RussellD's picture

You say "The earcups are nicely finished black plastic."


I thought so, too, but I was reading the box where it says the earcup is entirely metal and - guess what - it is! (and nicely finished indeed).

Realsoundisgood's picture

Primarily based on Tyll's review, I bought the "renewed" version of the DT1350 that have been on the market for the past 18 months or so. I've been using them almost daily for the past two months, and thought my experience might add to the conversation a bit.

The strong clamping pressure required for professional use causes very small adjustments and changes in the placement on the ear to have a noticeable impact on sound quality. I found my "sweet spot" by placing them exactly as shown in the user guide: the front of the cup resting just before the bone in front of the ear; the rear of the cup resting on the back edge of the ear; and the top of the cup even with the top of the ear.

They headphones have become much more comfortable now that the headband and and ear pads have had a chance to relax/soften with use.
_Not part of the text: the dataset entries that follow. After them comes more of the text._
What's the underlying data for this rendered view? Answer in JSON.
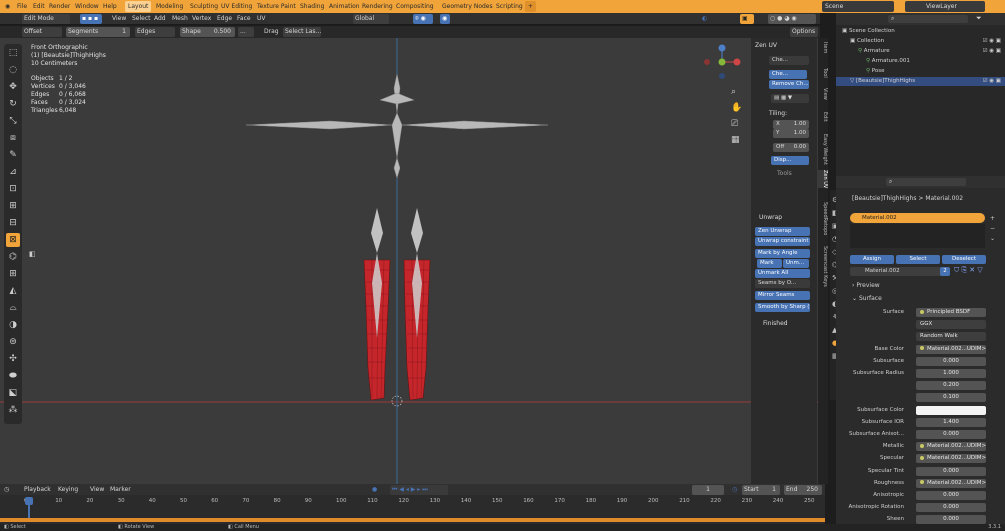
{
  "menu": {
    "file": "File",
    "edit": "Edit",
    "render": "Render",
    "window": "Window",
    "help": "Help"
  },
  "workspaces": [
    "Layout",
    "Modeling",
    "Sculpting",
    "UV Editing",
    "Texture Paint",
    "Shading",
    "Animation",
    "Rendering",
    "Compositing",
    "Geometry Nodes",
    "Scripting"
  ],
  "active_workspace": "Layout",
  "scene": {
    "label": "Scene",
    "view_layer": "ViewLayer"
  },
  "editor_header": {
    "mode": "Edit Mode",
    "view": "View",
    "select": "Select",
    "add": "Add",
    "mesh": "Mesh",
    "vertex": "Vertex",
    "edge": "Edge",
    "face": "Face",
    "uv": "UV",
    "orientation": "Global",
    "options": "Options"
  },
  "tool_header": {
    "tool": "Offset",
    "segments_label": "Segments",
    "segments_value": "1",
    "edges": "Edges",
    "shape_label": "Shape",
    "shape_value": "0.500",
    "more": "...",
    "drag_label": "Drag",
    "drag_value": "Select Las..."
  },
  "viewport_info": {
    "view": "Front Orthographic",
    "object": "(1) [Beautsie]ThighHighs",
    "scale": "10 Centimeters",
    "stats": [
      {
        "label": "Objects",
        "value": "1 / 2"
      },
      {
        "label": "Vertices",
        "value": "0 / 3,046"
      },
      {
        "label": "Edges",
        "value": "0 / 6,068"
      },
      {
        "label": "Faces",
        "value": "0 / 3,024"
      },
      {
        "label": "Triangles",
        "value": "6,048"
      }
    ]
  },
  "npanel": {
    "zen_uv": "Zen UV",
    "che": "Che...",
    "che2": "Che...",
    "remove": "Remove Ch...",
    "tiling": "Tiling:",
    "tx_label": "X",
    "tx_value": "1.00",
    "ty_label": "Y",
    "ty_value": "1.00",
    "off_label": "Off",
    "off_value": "0.00",
    "disp": "Disp...",
    "tools": "Tools",
    "unwrap": "Unwrap",
    "zen_unwrap": "Zen Unwrap",
    "unwrap_constraint": "Unwrap constraint",
    "mark_by_angle": "Mark by Angle",
    "mark": "Mark",
    "unm": "Unm...",
    "unmark_all": "Unmark All",
    "seams_by": "Seams by O...",
    "mirror_seams": "Mirror Seams",
    "smooth_sharp": "Smooth by Sharp (...",
    "finished": "Finished"
  },
  "ntabs": [
    "Item",
    "Tool",
    "View",
    "Edit",
    "Easy Weight",
    "Zen UV",
    "SpeedRetopo",
    "Screencast Keys"
  ],
  "outliner": {
    "rows": [
      {
        "label": "Scene Collection",
        "indent": 0
      },
      {
        "label": "Collection",
        "indent": 1
      },
      {
        "label": "Armature",
        "indent": 2
      },
      {
        "label": "Armature.001",
        "indent": 3
      },
      {
        "label": "Pose",
        "indent": 3
      },
      {
        "label": "[Beautsie]ThighHighs",
        "indent": 1
      }
    ]
  },
  "properties": {
    "object": "[Beautsie]ThighHighs",
    "material": "Material.002",
    "slot": "Material.002",
    "assign": "Assign",
    "select": "Select",
    "deselect": "Deselect",
    "mat_name": "Material.002",
    "users": "2",
    "preview": "Preview",
    "surface_section": "Surface",
    "rows": [
      {
        "label": "Surface",
        "value": "Principled BSDF",
        "type": "link"
      },
      {
        "label": "",
        "value": "GGX",
        "type": "menu"
      },
      {
        "label": "",
        "value": "Random Walk",
        "type": "menu"
      },
      {
        "label": "Base Color",
        "value": "Material.002...UDIM>.png",
        "type": "link"
      },
      {
        "label": "Subsurface",
        "value": "0.000",
        "type": "num"
      },
      {
        "label": "Subsurface Radius",
        "value": "1.000",
        "type": "num"
      },
      {
        "label": "",
        "value": "0.200",
        "type": "num"
      },
      {
        "label": "",
        "value": "0.100",
        "type": "num"
      },
      {
        "label": "Subsurface Color",
        "value": "",
        "type": "color"
      },
      {
        "label": "Subsurface IOR",
        "value": "1.400",
        "type": "num"
      },
      {
        "label": "Subsurface Anisot...",
        "value": "0.000",
        "type": "num"
      },
      {
        "label": "Metallic",
        "value": "Material.002...UDIM>.png",
        "type": "link"
      },
      {
        "label": "Specular",
        "value": "Material.002...UDIM>.png",
        "type": "link"
      },
      {
        "label": "Specular Tint",
        "value": "0.000",
        "type": "num"
      },
      {
        "label": "Roughness",
        "value": "Material.002...UDIM>.png",
        "type": "link"
      },
      {
        "label": "Anisotropic",
        "value": "0.000",
        "type": "num"
      },
      {
        "label": "Anisotropic Rotation",
        "value": "0.000",
        "type": "num"
      },
      {
        "label": "Sheen",
        "value": "0.000",
        "type": "num"
      }
    ]
  },
  "timeline": {
    "playback": "Playback",
    "keying": "Keying",
    "view": "View",
    "marker": "Marker",
    "current_frame": "1",
    "start_label": "Start",
    "start": "1",
    "end_label": "End",
    "end": "250",
    "ticks": [
      "0",
      "10",
      "20",
      "30",
      "40",
      "50",
      "60",
      "70",
      "80",
      "90",
      "100",
      "110",
      "120",
      "130",
      "140",
      "150",
      "160",
      "170",
      "180",
      "190",
      "200",
      "210",
      "220",
      "230",
      "240",
      "250"
    ]
  },
  "status": {
    "select": "Select",
    "rotate": "Rotate View",
    "call_menu": "Call Menu",
    "version": "3.3.1"
  },
  "colors": {
    "accent": "#f0a43a",
    "selection": "#4772b3",
    "mesh_red": "#c8262b"
  }
}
I can wear them comfortably for several hours at a time.

At comfortably loud volume levels the low bass response is noteworthy and deserving of a "WOW" - it is accurate, deep and solid without bloat, boom or bloom; the mids and highs are balanced, accurate, and clear; and the sound stage is quite good when the source is well recorded in stereo (binaural recordings really demonstrate this well).

They're signature provides a very different and enjoyable listening experience from my other headphones (AKG K701; SONY MDR-V6; and AudioTechnica M50x). With well recorded music (particularly classical and jazz), the DT1350 can transport the listener into the concert hall, transforming the recorded performance into a virtual "live" performance.
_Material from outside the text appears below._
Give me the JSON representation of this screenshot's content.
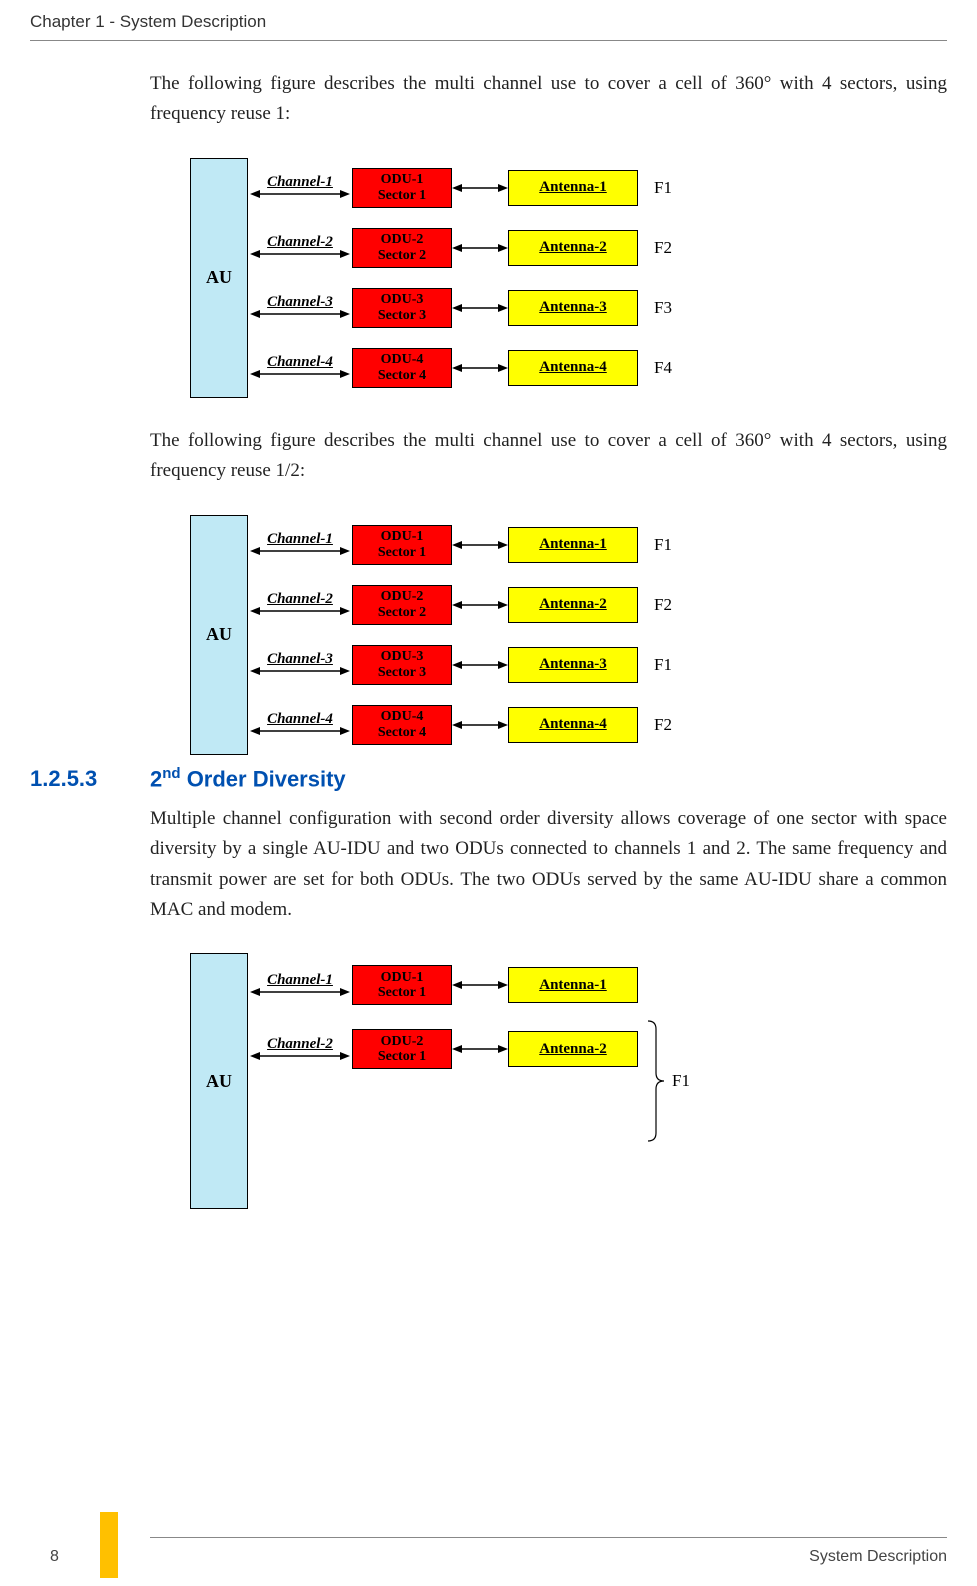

Thanks, Tyll for pointing me toward these headphones!

filter's picture

I just bought me a pair of Beyerdynamic DT-1350 for $200. I find them to fit well, fairly comfortable, well isolated. However, to describe the sound quality, rather, words as "disappointing" and "borderline terrible" comes to mind. I've been testing them for 5 hours on both an iPhone (no eq), an iMac (no eq) and my stereo (Peachtree nova se + Genelec G5s and no eq), streaming flac 1411 quality tracks of all genres. I find these headphones to be struggling dynamically, "canny"-sounding mids when playing full sounded acoustic recordings, hard on the ears in the treble area. The overall sound is bleak, lacking true definition b/c of lacking dynamics. In my opinion, a more fair and fitting description of the DT-1350s would be a mid-range, slightly overpriced, way overhyped headphone.
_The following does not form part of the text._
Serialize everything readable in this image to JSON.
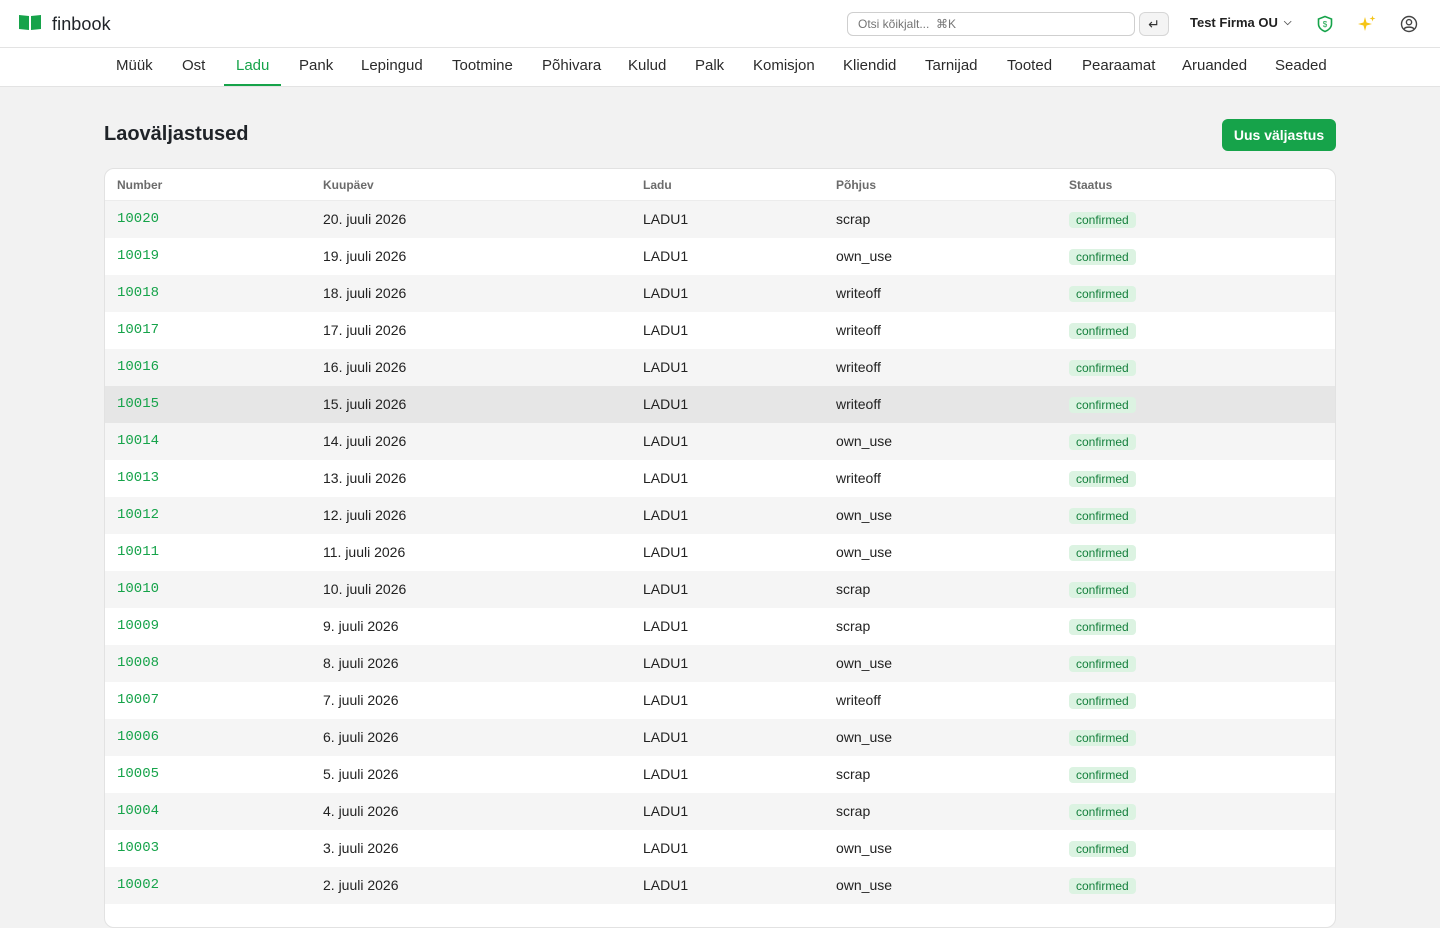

787cape's picture

I agree. I just bought a pair of DT-1350s and they have to be the worst cans I've ever owned. Bloated bass, missing midrange and honking treble. These are going back!!

stalepie's picture

"One thing missing for me in these cans is 'coherence,' which is essentially the time or phase alignment of the various frequencies."

That sounds REALLY important, like make or break, like the difference between $4 freebie phones and $400 decent phones. Not sure how these can be so amazing if they're not at least coherent.

Does it really make sense to listen to monitors for music pleasure? They're meant for studio recording sessions, field work and other listening tests.

stalepie's picture

Sorry I shouldn't have left this comment. I probably don't understand what was meant at all, just tired

Ignitron's picture

I'm considering buying these cans. I've went to the shop that sells them, they didn't have 1350, but recommended me T51p instead. They told me, that this model has the same driver, but it's softer on the ears and therefore more comfortable for listening at home (1350 is intended as a DJ headhone, so it presses harder to isolate from external sounds). Is that true, or is it totally different headphone?